Actor method calls are executed at-most-once. When a ray.get() call raises the ActorUnavailableError exception, there’s no guarantee on whether the actor executed the task or not. If the method has side effects, they may or may not be observable. Ray does guarantee that the method won’t be executed twice, unless the actor or the method is configured with retries, as described in the next section.

The actor may or may not recover in the next calls. Those subsequent calls may raise ActorDiedError if the actor is confirmed dead, ActorUnavailableError if it’s still unreachable, or return values normally if the actor recovered.

As a best practice, if the caller gets the ActorUnavailableError error, it should “quarantine” the actor and stop sending traffic to the actor. It can then periodically ping the actor until it raises ActorDiedError or returns OK.

If a task has max_task_retries > 0 and it received ActorUnavailableError, Ray will retry the task up to max_task_retries times. If the actor is restarting in its constructor, the task retry will fail, consuming one retry count. If there are still retries remaining, Ray will retry again after RAY_task_retry_delay_ms, until all retries are consumed or the actor is ready to accept tasks. If the constructor takes a long time to run, consider increasing max_task_retries or increase RAY_task_retry_delay_ms.

Actor method exceptions#

Sometime you want to retry when an actor method raises exceptions. Use max_task_retries with retry_exceptions to retry.

Note that by default, retrying on user raised exceptions is disabled. To enable it, make sure the method is idempotent, that is, invoking it multiple times should be equivalent to invoking it only once.

You can set retry_exceptions in the @ray.method(retry_exceptions=...) decorator, or in the .options(retry_exceptions=...) in the method call.

Retry behavior depends on the value you set retry_exceptions to: - retry_exceptions == False (default): No retries for user exceptions. - retry_exceptions == True: Ray retries a method on user exception up to max_task_retries times. - retry_exceptions is a list of exceptions: Ray retries a method on user exception up to max_task_retries times, only if the method raises an exception from these specific classes.

max_task_retries applies to both exceptions and actor crashes. A Ray actor can set this option to apply to all of its methods. A method can also set an overriding option for itself. Ray searches for the first non-default value of max_task_retries in this order:

  • The method call’s value, for example, actor.method.options(max_task_retries=2). Ray ignores this value if you don’t set it.

  • The method definition’s value, for example, @ray.method(max_task_retries=2). Ray ignores this value if you don’t set it.

  • The actor creation call’s value, for example, Actor.options(max_task_retries=2). Ray ignores this value if you didn’t set it.

  • The Actor class definition’s value, for example, @ray.remote(max_task_retries=2) decorator.
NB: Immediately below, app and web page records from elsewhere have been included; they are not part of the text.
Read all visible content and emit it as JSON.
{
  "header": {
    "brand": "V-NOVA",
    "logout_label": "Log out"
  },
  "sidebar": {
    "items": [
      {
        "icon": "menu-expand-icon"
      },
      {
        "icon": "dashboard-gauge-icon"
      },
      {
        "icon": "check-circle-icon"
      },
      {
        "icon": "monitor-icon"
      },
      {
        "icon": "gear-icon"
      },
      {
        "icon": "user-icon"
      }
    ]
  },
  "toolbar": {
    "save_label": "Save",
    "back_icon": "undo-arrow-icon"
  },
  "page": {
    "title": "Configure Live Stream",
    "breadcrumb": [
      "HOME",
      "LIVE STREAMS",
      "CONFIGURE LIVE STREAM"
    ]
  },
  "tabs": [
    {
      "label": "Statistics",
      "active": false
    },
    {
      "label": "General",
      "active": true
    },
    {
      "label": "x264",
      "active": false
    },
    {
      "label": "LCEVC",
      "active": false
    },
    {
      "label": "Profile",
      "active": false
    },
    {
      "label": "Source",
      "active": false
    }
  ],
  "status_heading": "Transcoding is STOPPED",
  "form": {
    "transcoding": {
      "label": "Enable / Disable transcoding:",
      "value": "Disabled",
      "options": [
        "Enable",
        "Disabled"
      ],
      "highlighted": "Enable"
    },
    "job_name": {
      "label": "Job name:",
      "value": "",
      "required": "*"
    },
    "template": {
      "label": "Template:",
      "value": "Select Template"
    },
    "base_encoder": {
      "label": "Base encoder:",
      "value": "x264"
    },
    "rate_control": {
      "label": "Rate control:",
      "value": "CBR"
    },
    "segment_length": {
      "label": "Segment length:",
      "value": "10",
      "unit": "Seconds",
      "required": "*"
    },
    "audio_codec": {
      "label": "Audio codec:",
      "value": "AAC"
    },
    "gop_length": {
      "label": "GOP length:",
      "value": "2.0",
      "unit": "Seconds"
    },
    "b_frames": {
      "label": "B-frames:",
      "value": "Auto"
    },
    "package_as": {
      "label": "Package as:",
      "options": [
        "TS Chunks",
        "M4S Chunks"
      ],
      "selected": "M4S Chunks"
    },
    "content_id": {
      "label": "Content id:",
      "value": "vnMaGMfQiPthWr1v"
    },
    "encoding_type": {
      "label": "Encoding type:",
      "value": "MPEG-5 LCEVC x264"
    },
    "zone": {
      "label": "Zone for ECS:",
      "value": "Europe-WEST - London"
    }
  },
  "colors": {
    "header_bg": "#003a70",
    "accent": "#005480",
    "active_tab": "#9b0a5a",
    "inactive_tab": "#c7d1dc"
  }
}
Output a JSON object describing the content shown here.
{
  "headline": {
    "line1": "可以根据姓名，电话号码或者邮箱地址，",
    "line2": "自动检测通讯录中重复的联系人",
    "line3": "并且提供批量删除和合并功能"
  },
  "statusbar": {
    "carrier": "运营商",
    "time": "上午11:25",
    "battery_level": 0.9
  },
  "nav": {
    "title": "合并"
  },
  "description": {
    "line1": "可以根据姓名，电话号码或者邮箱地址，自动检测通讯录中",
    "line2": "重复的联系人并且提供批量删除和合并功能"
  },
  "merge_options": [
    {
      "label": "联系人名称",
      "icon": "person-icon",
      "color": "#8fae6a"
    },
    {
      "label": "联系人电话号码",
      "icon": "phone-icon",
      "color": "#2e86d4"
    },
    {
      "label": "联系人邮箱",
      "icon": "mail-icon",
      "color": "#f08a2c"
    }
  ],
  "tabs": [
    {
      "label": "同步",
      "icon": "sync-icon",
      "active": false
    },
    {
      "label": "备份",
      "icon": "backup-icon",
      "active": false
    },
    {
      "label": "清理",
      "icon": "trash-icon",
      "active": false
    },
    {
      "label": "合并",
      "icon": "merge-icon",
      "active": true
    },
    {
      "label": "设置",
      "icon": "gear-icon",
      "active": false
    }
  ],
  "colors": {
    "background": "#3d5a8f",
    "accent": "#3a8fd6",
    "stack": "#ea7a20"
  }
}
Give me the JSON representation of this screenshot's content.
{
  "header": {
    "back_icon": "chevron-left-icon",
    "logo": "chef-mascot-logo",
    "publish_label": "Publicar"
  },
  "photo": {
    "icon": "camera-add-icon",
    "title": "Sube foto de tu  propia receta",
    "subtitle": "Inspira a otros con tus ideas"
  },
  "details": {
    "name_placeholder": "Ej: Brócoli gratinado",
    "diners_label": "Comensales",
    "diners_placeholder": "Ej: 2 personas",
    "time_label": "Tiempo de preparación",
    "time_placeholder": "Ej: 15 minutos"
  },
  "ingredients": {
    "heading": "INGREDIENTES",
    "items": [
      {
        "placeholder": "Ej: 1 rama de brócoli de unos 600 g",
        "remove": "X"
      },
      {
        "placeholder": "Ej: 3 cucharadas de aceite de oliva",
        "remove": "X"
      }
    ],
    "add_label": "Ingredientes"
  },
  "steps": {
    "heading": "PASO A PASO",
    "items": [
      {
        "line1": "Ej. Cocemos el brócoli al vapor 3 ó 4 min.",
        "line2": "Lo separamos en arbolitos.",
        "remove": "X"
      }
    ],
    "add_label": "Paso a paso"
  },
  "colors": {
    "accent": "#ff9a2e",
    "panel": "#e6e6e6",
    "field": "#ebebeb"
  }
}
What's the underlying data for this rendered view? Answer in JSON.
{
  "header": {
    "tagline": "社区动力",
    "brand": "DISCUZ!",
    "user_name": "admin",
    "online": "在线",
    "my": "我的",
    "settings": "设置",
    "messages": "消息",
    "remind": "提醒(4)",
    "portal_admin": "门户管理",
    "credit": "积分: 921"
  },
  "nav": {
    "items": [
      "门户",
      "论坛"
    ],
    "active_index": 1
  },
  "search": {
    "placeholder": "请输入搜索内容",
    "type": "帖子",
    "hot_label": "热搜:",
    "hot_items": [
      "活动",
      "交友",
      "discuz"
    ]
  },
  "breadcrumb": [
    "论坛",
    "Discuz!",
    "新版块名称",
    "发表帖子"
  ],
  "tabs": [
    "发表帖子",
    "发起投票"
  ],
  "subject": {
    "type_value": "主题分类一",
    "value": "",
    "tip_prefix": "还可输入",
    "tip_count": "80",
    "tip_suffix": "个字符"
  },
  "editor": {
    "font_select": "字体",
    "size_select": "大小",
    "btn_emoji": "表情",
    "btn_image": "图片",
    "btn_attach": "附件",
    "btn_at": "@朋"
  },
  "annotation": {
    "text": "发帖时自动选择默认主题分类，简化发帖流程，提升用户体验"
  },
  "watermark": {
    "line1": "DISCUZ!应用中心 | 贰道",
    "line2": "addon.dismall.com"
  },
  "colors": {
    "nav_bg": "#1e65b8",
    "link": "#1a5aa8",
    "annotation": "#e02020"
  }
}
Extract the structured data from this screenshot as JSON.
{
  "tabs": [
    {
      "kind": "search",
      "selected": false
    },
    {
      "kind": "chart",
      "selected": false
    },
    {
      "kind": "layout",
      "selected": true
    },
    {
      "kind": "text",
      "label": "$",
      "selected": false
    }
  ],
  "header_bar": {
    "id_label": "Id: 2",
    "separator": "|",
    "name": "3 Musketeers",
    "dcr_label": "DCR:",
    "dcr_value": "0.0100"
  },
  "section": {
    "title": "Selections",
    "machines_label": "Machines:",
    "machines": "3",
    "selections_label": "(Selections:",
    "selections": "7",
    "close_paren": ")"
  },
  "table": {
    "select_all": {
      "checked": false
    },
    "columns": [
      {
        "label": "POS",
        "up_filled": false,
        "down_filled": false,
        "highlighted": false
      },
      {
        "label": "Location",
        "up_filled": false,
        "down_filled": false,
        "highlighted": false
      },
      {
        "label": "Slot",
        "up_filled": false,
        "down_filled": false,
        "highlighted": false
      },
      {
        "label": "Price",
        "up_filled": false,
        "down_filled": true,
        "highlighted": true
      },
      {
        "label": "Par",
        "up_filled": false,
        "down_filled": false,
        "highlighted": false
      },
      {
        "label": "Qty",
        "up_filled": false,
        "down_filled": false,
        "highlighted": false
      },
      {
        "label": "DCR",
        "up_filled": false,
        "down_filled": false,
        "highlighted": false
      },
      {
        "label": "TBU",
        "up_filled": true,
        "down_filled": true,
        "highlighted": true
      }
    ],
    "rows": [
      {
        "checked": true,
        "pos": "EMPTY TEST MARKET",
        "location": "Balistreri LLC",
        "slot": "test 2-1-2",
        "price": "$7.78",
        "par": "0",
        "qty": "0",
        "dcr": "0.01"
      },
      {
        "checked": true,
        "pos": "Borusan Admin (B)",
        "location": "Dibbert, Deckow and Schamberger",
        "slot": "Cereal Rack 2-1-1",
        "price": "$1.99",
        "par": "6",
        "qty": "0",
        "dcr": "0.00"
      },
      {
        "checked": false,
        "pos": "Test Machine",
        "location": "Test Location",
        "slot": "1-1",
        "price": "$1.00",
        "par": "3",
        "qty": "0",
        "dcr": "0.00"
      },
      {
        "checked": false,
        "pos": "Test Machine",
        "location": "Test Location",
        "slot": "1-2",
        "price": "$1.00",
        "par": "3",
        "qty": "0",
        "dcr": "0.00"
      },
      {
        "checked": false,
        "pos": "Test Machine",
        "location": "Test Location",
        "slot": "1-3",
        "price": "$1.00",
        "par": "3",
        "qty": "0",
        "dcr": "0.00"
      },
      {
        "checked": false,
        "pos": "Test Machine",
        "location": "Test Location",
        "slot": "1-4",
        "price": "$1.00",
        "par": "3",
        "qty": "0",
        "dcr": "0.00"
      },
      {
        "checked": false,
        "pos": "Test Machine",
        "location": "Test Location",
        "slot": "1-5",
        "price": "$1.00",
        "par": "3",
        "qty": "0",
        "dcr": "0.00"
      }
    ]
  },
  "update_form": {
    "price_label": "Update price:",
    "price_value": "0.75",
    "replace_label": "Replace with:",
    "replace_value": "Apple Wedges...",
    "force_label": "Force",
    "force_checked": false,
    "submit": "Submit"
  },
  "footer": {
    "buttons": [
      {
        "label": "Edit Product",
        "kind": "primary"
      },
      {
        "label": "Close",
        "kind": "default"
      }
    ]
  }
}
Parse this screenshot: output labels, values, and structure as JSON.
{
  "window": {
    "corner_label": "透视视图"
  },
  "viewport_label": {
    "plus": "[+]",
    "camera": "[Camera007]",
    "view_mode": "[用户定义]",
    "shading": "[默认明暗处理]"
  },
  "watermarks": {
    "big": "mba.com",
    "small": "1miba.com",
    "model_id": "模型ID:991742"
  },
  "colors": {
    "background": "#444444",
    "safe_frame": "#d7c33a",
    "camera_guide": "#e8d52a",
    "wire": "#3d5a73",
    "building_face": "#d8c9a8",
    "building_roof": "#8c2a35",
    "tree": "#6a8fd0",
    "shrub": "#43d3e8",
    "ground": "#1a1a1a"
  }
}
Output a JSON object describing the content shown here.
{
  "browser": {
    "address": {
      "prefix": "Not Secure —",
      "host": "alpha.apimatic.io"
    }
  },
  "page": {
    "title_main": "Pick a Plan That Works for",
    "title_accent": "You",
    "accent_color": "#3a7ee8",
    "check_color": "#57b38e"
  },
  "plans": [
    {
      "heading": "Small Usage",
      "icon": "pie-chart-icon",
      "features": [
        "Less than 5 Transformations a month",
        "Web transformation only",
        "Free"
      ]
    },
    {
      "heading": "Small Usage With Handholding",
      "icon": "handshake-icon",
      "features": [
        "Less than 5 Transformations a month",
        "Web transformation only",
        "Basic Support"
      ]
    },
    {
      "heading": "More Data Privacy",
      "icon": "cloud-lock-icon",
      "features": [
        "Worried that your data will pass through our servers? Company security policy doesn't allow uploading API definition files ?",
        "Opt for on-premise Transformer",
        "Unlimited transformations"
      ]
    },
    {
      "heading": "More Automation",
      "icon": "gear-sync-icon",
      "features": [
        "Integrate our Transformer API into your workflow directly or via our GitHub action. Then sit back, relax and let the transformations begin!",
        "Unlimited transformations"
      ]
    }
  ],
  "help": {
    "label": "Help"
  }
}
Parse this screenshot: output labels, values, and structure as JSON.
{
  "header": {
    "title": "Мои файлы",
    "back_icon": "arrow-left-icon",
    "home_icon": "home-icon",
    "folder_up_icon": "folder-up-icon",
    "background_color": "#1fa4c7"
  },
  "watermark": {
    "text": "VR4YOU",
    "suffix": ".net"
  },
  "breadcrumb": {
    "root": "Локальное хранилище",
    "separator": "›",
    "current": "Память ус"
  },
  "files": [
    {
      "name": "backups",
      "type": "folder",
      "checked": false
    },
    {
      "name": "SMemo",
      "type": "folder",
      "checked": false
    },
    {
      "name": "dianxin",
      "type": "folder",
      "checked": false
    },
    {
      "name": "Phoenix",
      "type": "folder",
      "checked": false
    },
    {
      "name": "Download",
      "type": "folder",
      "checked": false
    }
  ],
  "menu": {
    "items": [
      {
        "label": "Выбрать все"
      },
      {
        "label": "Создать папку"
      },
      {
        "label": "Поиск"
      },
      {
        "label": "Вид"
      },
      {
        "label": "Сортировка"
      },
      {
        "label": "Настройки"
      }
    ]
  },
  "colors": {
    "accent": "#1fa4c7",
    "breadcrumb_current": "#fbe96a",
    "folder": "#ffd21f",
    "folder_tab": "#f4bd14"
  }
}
Ray ignores this value if you didn’t set it.

  • The default value,`0`.

For example, if a method sets max_task_retries=5 and retry_exceptions=True, and the actor sets max_restarts=2, Ray executes the method up to 6 times: once for the initial invocation, and 5 additional retries. The 6 invocations may include 2 actor crashes. After the 6th invocation, a ray.get call to the result Ray ObjectRef raises the exception raised in the last invocation, or ray.exceptions.RayActorError if the actor crashed in the last invocation.